'Rothko stated to Stone that he would be willing to create murals for a room in which memorabilia of Kennedy would be displayed. This offer was not accepted.
'I know that Rothko admired the dark murals in the Medici library. He felt that these created just the kind of feeling he was after. That was because he wanted viewers to be affected by his pictures. As you know, Rothko never wanted his pictures to be brightly lighted. In addition, he never wanted them to be shown with other pictures. He always wanted a room. He was, therefore, happy when Mr and Mrs De Menil approached him for the murals for the Houston chapel ...
'Even though he had not made up his mind about the restaurant job, before he left for Europe he told me that he thought it would be foolish to be tempted by a large commission rather than continue along the lines he was following in creating rooms of a proper contemplative mood.'
Neither Bernard Reis nor James Brooks, who occupied a studio the floor above Rothko's at the time the Four Seasons murals were being painted, recalls Rothko saying anything about his 'malicious intentions' and Mr Reis suggests that this is the kind of remark he was more likely to make to a stranger than to an intimate friend. However Richard Arnell told the compiler that he had also heard Rothko say that he wanted 'to put the diners off their meals'.
Published in: Ronald Alley, Catalogue of the Tate Gallery's Collection of Modern Art other than Works by British Artists, Tate Gallery and Sotheby Parke-Bernet, London 1981, pp.657-61, reproduced p.657
Best known for once bringing modern American music to all fifty states out of his Hyundai, 2012 American Pianists Association Classical Fellowship Award Nominee Adam Tendler returns to the Rothko Chapel to present "Night Thoughts," a recital of meditative modern American music composed in the spirit of homage and dedication, including works by John Cage, whose centenary is 2012. The program also includes works by Charles Ives, David Lang, Samuel Barber, John Adams, and Aaron Copland. Tendler will perform as a premiere suite Ned Rorem’s complete published piano music composed for James Holmes, Rorem’s late partner. Tendler will also present works of his own, including the Houston premiere of his experimental homage to Tim McGraw, “only every other memory.”
Não consigo ainda ter opinião definitiva em relação ao Yellowism.
A primeira reação é de horror por terem intervindo de forma aparentemente bárbara e sem sentido sobre um quadro de um dos meus pintores favoritos, Mark Rothko. Um dos integrantes dos murais Seagram, que ainda por cima já vi ao vivo, no mesmo sítio onde aconteceu a dita intervenção.
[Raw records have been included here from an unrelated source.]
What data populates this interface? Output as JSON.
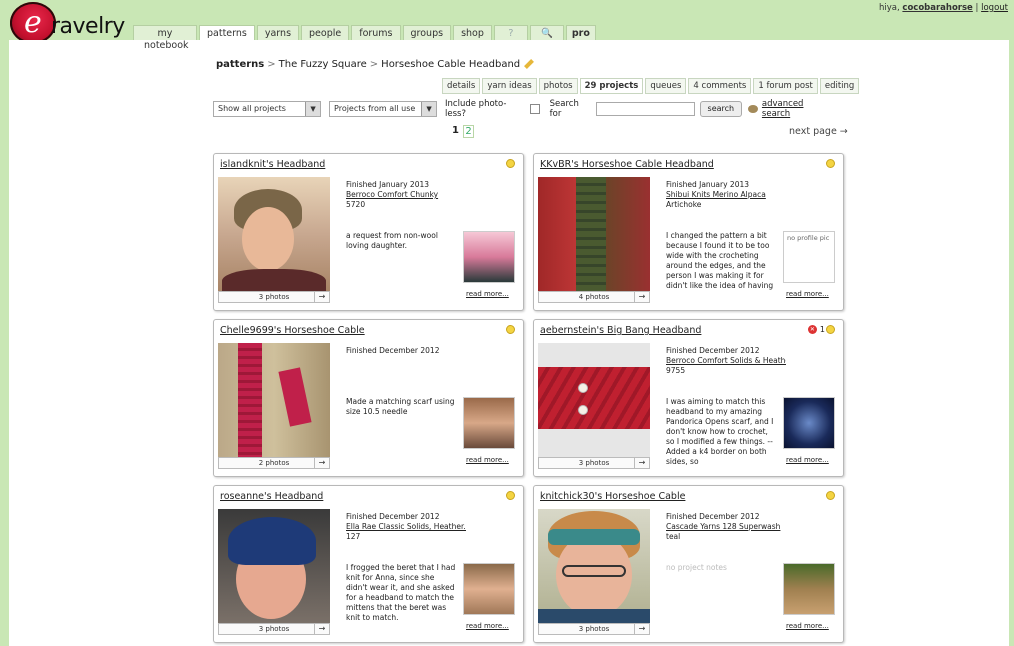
{
  "header": {
    "logo_text": "ravelry",
    "nav": [
      {
        "label": "my"
      },
      {
        "label": "patterns"
      },
      {
        "label": "yarns"
      },
      {
        "label": "people"
      },
      {
        "label": "forums"
      },
      {
        "label": "groups"
      },
      {
        "label": "shop"
      },
      {
        "label": "?"
      },
      {
        "label": "🔍"
      },
      {
        "label": "pro"
      }
    ],
    "notebook_label": "notebook",
    "greeting": "hiya,",
    "username": "cocobarahorse",
    "logout": "logout"
  },
  "breadcrumb": {
    "section": "patterns",
    "parent": "The Fuzzy Square",
    "current": "Horseshoe Cable Headband"
  },
  "subtabs": [
    "details",
    "yarn ideas",
    "photos",
    "29 projects",
    "queues",
    "4 comments",
    "1 forum post",
    "editing"
  ],
  "filters": {
    "show": "Show all projects",
    "from": "Projects from all use",
    "photoless_label": "Include photo-less?",
    "search_label": "Search for",
    "search_button": "search",
    "advanced": "advanced search"
  },
  "pager": {
    "current": "1",
    "next_num": "2",
    "next_page": "next page →"
  },
  "projects": [
    {
      "title": "islandknit's Headband",
      "status": "Finished January 2013",
      "yarn": "Berroco Comfort Chunky",
      "color": "5720",
      "notes": "a request from non-wool loving daughter.",
      "photos": "3 photos",
      "read_more": "read more..."
    },
    {
      "title": "KKvBR's Horseshoe Cable Headband",
      "status": "Finished January 2013",
      "yarn": "Shibui Knits Merino Alpaca",
      "color": "Artichoke",
      "notes": "I changed the pattern a bit because I found it to be too wide with the crocheting around the edges, and the person I was making it for didn't like the idea of having",
      "avatar_text": "no profile pic",
      "photos": "4 photos",
      "read_more": "read more..."
    },
    {
      "title": "Chelle9699's Horseshoe Cable",
      "status": "Finished December 2012",
      "yarn": "",
      "color": "",
      "notes": "Made a matching scarf using size 10.5 needle",
      "photos": "2 photos",
      "read_more": "read more..."
    },
    {
      "title": "aebernstein's Big Bang Headband",
      "status": "Finished December 2012",
      "yarn": "Berroco Comfort Solids & Heathers",
      "color": "9755",
      "notes": "I was aiming to match this headband to my amazing Pandorica Opens scarf, and I don't know how to crochet, so I modified a few things. --Added a k4 border on both sides, so",
      "badge_count": "1",
      "photos": "3 photos",
      "read_more": "read more..."
    },
    {
      "title": "roseanne's Headband",
      "status": "Finished December 2012",
      "yarn": "Ella Rae Classic Solids, Heather...",
      "color": "127",
      "notes": "I frogged the beret that I had knit for Anna, since she didn't wear it, and she asked for a headband to match the mittens that the beret was knit to match.",
      "photos": "3 photos",
      "read_more": "read more..."
    },
    {
      "title": "knitchick30's Horseshoe Cable",
      "status": "Finished December 2012",
      "yarn": "Cascade Yarns 128 Superwash",
      "color": "teal",
      "notes": "no project notes",
      "photos": "3 photos",
      "read_more": "read more..."
    }
  ],
  "colors": {
    "page_bg": "#c9e7b5",
    "nav_tab_bg": "#e1f0d5",
    "smiley": "#f4d442"
  }
}
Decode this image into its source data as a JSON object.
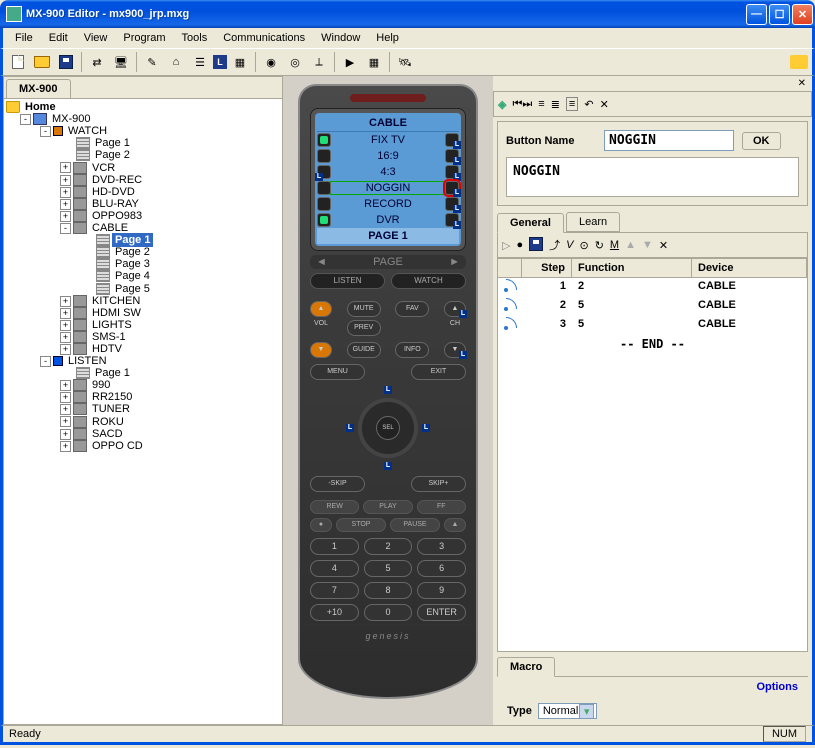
{
  "window": {
    "title": "MX-900 Editor - mx900_jrp.mxg"
  },
  "menu": [
    "File",
    "Edit",
    "View",
    "Program",
    "Tools",
    "Communications",
    "Window",
    "Help"
  ],
  "tree": {
    "tab": "MX-900",
    "root": "Home",
    "device": "MX-900",
    "watch": {
      "label": "WATCH",
      "pages": [
        "Page 1",
        "Page 2"
      ],
      "children": [
        "VCR",
        "DVD-REC",
        "HD-DVD",
        "BLU-RAY",
        "OPPO983"
      ],
      "cable": {
        "label": "CABLE",
        "pages": [
          "Page 1",
          "Page 2",
          "Page 3",
          "Page 4",
          "Page 5"
        ],
        "selected": 0
      },
      "rest": [
        "KITCHEN",
        "HDMI SW",
        "LIGHTS",
        "SMS-1",
        "HDTV"
      ]
    },
    "listen": {
      "label": "LISTEN",
      "pages": [
        "Page 1"
      ],
      "children": [
        "990",
        "RR2150",
        "TUNER",
        "ROKU",
        "SACD",
        "OPPO CD"
      ]
    }
  },
  "remote": {
    "lcd_title": "CABLE",
    "lcd_rows": [
      "FIX TV",
      "16:9",
      "4:3",
      "NOGGIN",
      "RECORD",
      "DVR"
    ],
    "lcd_selected": 3,
    "lcd_footer": "PAGE 1",
    "page_label": "PAGE",
    "listen": "LISTEN",
    "watch": "WATCH",
    "logo": "genesis",
    "nums": [
      "1",
      "2",
      "3",
      "4",
      "5",
      "6",
      "7",
      "8",
      "9",
      "+10",
      "0",
      "ENTER"
    ],
    "hard": {
      "mute": "MUTE",
      "vol": "VOL",
      "ch": "CH",
      "fav": "FAV",
      "prev": "PREV",
      "guide": "GUIDE",
      "info": "INFO",
      "menu": "MENU",
      "exit": "EXIT",
      "sel": "SEL",
      "skipm": "-SKIP",
      "skipp": "SKIP+",
      "rew": "REW",
      "play": "PLAY",
      "ff": "FF",
      "stop": "STOP",
      "pause": "PAUSE"
    }
  },
  "props": {
    "button_name_label": "Button Name",
    "button_name_value": "NOGGIN",
    "ok": "OK",
    "display_text": "NOGGIN",
    "tabs": [
      "General",
      "Learn"
    ],
    "active_tab": 0
  },
  "macro": {
    "columns": [
      "Step",
      "Function",
      "Device"
    ],
    "rows": [
      {
        "step": "1",
        "func": "2",
        "device": "CABLE"
      },
      {
        "step": "2",
        "func": "5",
        "device": "CABLE"
      },
      {
        "step": "3",
        "func": "5",
        "device": "CABLE"
      }
    ],
    "end": "-- END --",
    "tab": "Macro",
    "options": "Options",
    "type_label": "Type",
    "type_value": "Normal"
  },
  "status": {
    "ready": "Ready",
    "num": "NUM"
  }
}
A segunda reação é de dúvida e questão. Sempre achei que um dos critérios de avaliação da arte contemporânea era o da intenção do artista e se outra coisa aqui não houvesse, intenção há, de provocar o choque, a discussão, o debate. Volto sempre às palavras do Don DeLillo sobre o lugar dos romancistas no nosso imaginário, palavras que a Laurie Anderson cita e generaliza para o mundo da arte: "Years ago I used to think it was possible for a novelist to alter the inner life of the culture. Now bomb-makers and gunmen have taken that territory. They make raids on human consciousness. What writers used to do before we were all incorporated." E se há coisa que estes senhores foram é terroristas, ainda por cima sobre um quadro valorizado no mercado da arte em dezenas de milhões de euros.
A terceira reação, contudo, volta a sobrepor a primeira. Nunca a intervenção sobre a arte deve implicar a destruição ou desfiguramento de outra arte, é o que eu acho. Comentar, trabalhar, reproduzir, interrogar, recontextualizar, sim, tudo isto pode também ser arte. Intervir de forma vandalizadora é apenas terrorismo e se esse terrorismo se arroga a arte, nada mais é do que pretensão ao protagonismo que para mim não chega a ter o valor que deseja. E mesmo assim... tenho dúvidas, nos tempos que correm, tantas dúvidas.